2. The Confession.
Caballero claims that his confession should have been suppressed because it was the result of improper pressure by the police. The trial court determined at a mid-trial Miranda-Goodchild hearing that Caballero's statement to the police implicating himself in the death of Morales was knowingly and voluntarily made. We will not upset a trial court's findings of historical or evidentiary fact unless they are contrary to the great weight and clear preponderance of the evidence. State v. Clappes, 136 Wis.2d 222, 235, 401 N.W.2d 759, 765 (1987); see § 805.17(2), Stats. As to the credibility of disputed testimony in relation to historical or evidentiary facts, this court will not substitute its judgment for that of the trial court. Turner v. State, 76 Wis.2d 1, 18, 250 N.W.2d 706, 715 (1977).
Our review of the record indicates that the trial court identified the dispositive issue regarding the voluntariness of Caballero's statement. The trial court summarized the testimony of all the witnesses and then stated:
There's nothing in the record as to [Caballero] that would indicate that [he was] held under conditions that would have caused [him] to feel pressure and would cause [him] to give the statement under duress.
So the court finds that [Caballero] gave the statement freely and voluntarily after having been properly advised of his Miranda rights....
In the instant case, the trial court was required to suppress the defendant's statement if it found that the statement was coerced or the product of improper pressures exercised by the police. Clappes, 136 Wis.2d at 235—236, 401 N.W.2d at 765. The fact that the trial court expressly found Caballero's statement to be voluntary and denied his suppression motion indicates that it did not find credible Caballero's assertions of improper pressures. The trial court's findings are not “clearly erroneous,” id., 136 Wis.2d at 235, 401 N.W.2d at 765, and support its denial of Caballero's suppression motion.

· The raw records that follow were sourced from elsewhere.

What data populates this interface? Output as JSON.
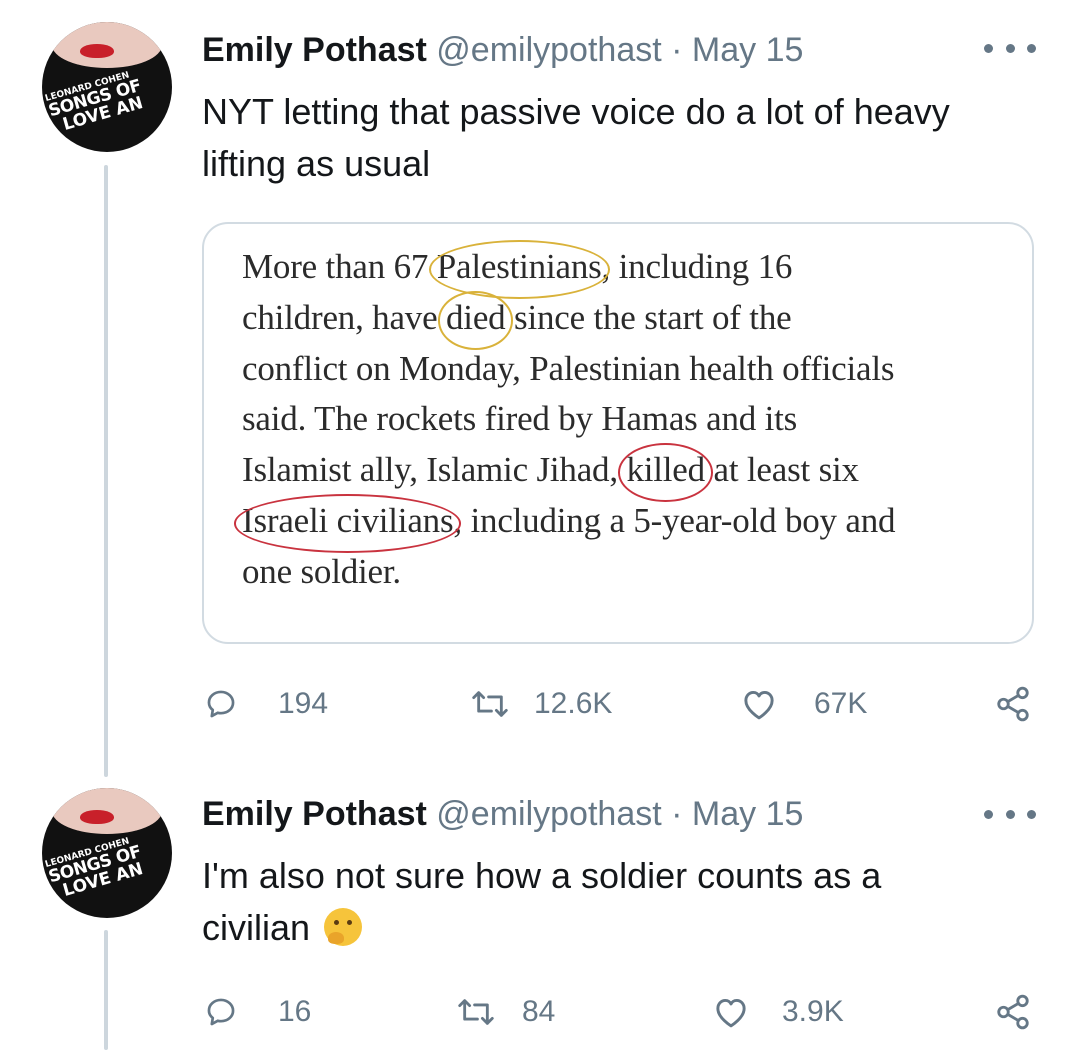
{
  "tweets": [
    {
      "name": "Emily Pothast",
      "handle": "@emilypothast",
      "separator": "·",
      "date": "May 15",
      "text": "NYT letting that passive voice do a lot of heavy lifting as usual",
      "quote_image": {
        "line1": [
          "More than 67 ",
          "Palestinians",
          ", including 16"
        ],
        "line2": [
          "children, have ",
          "died",
          " since the start of the"
        ],
        "line3": "conflict on Monday, Palestinian health officials",
        "line4": "said. The rockets fired by Hamas and its",
        "line5": [
          "Islamist ally, Islamic Jihad, ",
          "killed",
          " at least six"
        ],
        "line6": [
          "Israeli civilians",
          ", including a 5-year-old boy and"
        ],
        "line7": "one soldier."
      },
      "replies": "194",
      "retweets": "12.6K",
      "likes": "67K"
    },
    {
      "name": "Emily Pothast",
      "handle": "@emilypothast",
      "separator": "·",
      "date": "May 15",
      "text": "I'm also not sure how a soldier counts as a civilian",
      "emoji_name": "thinking-face-emoji",
      "replies": "16",
      "retweets": "84",
      "likes": "3.9K"
    }
  ],
  "avatar_shirt_text": [
    "LEONARD COHEN",
    "SONGS OF",
    "LOVE AN"
  ],
  "colors": {
    "text": "#14171a",
    "secondary": "#657786",
    "thread_line": "#cdd6dd",
    "card_border": "#d2dbe2",
    "gold_circle": "#d9b23a",
    "red_circle": "#c9333f"
  }
}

Caballero also claims that he is entitled to have his confession suppressed because of an alleged Riverside violation, specifically that he did not receive a probable-cause review within 48 hours of confinement. A suspect arrested without a warrant has a Fourth Amendment right to prompt judicial determination of whether probable cause existed for his arrest. Gerstein v. Pugh, 420 U.S. 103, 124—125 (1975). Absent extraordinary circumstances, “prompt” means within 48 hours. County of Riverside v. McLaughlin, 500 U.S. 44, 56—57 (1991). The trial court determined that there was a Riverside violation here but noted that Caballero never sought to have his confession suppressed as a result. An alleged Riverside violation is waived unless it is raised before the trial court. United States v. Alvarez-Sanchez, 114 S. Ct. 1599, 1605 n.5 (1994). Since Caballero failed to make a Riverside objection at trial, we will not address this issue. SeeWirth v. Ehly, 93 Wis.2d 433, 443—444, 287 N.W.2d 140, 145—146 (1980) (appellate court will not generally review issues raised for first time on appeal).
By the Court.–Judgment and order affirmed.
This opinion will not be published. SeeRule 809.23(1)(b)5, Stats
2 Caballero bases his ineffective assistance of counsel claim on case law interpreting the Sixth Amendment to the United States Constitution and Article I, Section 7 of the Wisconsin Constitution. Caballero argues that Article I, Section 7 of the Wisconsin Constitution requires that the State bear the burden of showing that a defendant was not prejudiced by the ineffectiveness of counsel. Caballero bases his argument on State v. Marty, 137 Wis.2d 352, 356, 404 N.W.2d 120, 122 (Ct. App. 1987), where the court suggested that the analysis of whether the defendant has been prejudiced as a result of deficient representation may differ under the state and federal constitutions. Wisconsin applies the Strickland test. See, e.g.,State v. Sanchez, No. 94-0208, 1996 WL 26999 at ***3-9 (May 22, 1996).